Our much celebrated, New Year’s Day is mingled with the holy rite of circumcision. I was curious why the dark, wintry day of January 1st had become the celebrated New Year’s Day and the beginning of a New Year.

The History of January 1st goes something like this:

The Romans dedicated the 1st of January to the god Janus — some kind of god of the gates or doors, a god with two faces, looking backward and looking forward.

Two-Faced Janus God

Then when Julius Caesar was murdered, the Senate voted to honor him on January 1.

Julius Caesar

Some countries celebrated the New Year in the Spring — on the Spring Equinox and March 25th — in celebration of the Annunciation of Jesus (when the Angel Gabriel informed Mary of her divine calling). Springtime is probably more appropriate to begin a new year.

Annunciation of Christ

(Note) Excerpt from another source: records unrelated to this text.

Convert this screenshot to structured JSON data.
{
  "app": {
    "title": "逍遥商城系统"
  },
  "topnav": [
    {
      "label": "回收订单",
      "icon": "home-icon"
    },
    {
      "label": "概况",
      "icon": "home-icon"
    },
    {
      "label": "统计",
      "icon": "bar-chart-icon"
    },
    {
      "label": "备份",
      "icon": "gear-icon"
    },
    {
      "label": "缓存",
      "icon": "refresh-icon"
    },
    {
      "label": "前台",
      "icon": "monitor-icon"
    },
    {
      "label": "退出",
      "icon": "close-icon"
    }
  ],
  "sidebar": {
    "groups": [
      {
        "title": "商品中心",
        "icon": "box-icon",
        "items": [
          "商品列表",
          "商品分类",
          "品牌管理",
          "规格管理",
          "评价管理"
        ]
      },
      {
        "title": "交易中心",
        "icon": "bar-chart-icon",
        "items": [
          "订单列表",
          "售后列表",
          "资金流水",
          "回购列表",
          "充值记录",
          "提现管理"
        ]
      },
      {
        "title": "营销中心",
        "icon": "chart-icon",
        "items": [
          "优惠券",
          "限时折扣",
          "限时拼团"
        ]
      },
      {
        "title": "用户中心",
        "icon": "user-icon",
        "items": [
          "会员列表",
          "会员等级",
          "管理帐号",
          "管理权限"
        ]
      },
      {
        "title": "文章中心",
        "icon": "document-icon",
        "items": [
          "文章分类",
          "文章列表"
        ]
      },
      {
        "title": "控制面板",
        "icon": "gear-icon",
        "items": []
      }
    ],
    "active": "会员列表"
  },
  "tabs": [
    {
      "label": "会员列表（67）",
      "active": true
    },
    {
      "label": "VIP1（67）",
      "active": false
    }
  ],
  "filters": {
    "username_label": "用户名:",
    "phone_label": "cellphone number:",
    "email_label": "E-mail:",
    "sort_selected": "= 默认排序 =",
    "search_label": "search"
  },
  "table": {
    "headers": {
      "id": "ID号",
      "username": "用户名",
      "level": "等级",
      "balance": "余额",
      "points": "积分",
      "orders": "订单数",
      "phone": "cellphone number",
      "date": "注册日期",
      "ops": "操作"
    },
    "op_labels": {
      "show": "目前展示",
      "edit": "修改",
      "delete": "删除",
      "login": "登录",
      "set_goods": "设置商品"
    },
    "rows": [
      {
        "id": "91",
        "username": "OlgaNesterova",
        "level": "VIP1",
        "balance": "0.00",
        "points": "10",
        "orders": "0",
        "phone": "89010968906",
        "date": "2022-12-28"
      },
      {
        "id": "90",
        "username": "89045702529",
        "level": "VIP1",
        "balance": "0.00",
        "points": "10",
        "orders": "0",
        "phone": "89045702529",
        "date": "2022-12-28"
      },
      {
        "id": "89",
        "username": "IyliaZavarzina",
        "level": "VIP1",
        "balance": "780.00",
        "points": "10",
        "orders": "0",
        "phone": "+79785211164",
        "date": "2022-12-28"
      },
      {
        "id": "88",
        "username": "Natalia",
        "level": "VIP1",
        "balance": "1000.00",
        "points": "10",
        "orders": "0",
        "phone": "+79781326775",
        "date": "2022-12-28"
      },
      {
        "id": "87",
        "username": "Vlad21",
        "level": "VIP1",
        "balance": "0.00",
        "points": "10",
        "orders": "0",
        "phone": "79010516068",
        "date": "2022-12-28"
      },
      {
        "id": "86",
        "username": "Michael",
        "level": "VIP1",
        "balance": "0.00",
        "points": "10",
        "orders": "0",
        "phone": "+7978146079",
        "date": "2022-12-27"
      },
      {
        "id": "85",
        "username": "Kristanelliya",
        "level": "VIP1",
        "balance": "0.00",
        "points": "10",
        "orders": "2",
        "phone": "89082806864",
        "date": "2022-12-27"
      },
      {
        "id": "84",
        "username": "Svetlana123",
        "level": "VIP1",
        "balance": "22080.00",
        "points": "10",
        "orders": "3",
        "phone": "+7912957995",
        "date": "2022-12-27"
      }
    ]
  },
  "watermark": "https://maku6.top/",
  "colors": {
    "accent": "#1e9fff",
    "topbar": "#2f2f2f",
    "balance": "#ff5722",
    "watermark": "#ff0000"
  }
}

England celebrated the new year on March 25 until they adopted the Gregorian Calendar in 1752. Pope Gregory (for whom the calendar is named) christened January 1st, as the beginning of a New Year — the day of the Feast of the Circumcision. Assuming Christ was born on December 25th, he would have been circumcised on the 8th day following his birth, Jan. 1, according to Jewish custom and law.
So there you have it — our New Years Day is January 1st because Pope Gregory christened it the beginning of a New Year — because it was in celebration of the Christian tradition of Christ’s day of circumcision — a day of Jewish celebration, since Jesus was Jewish.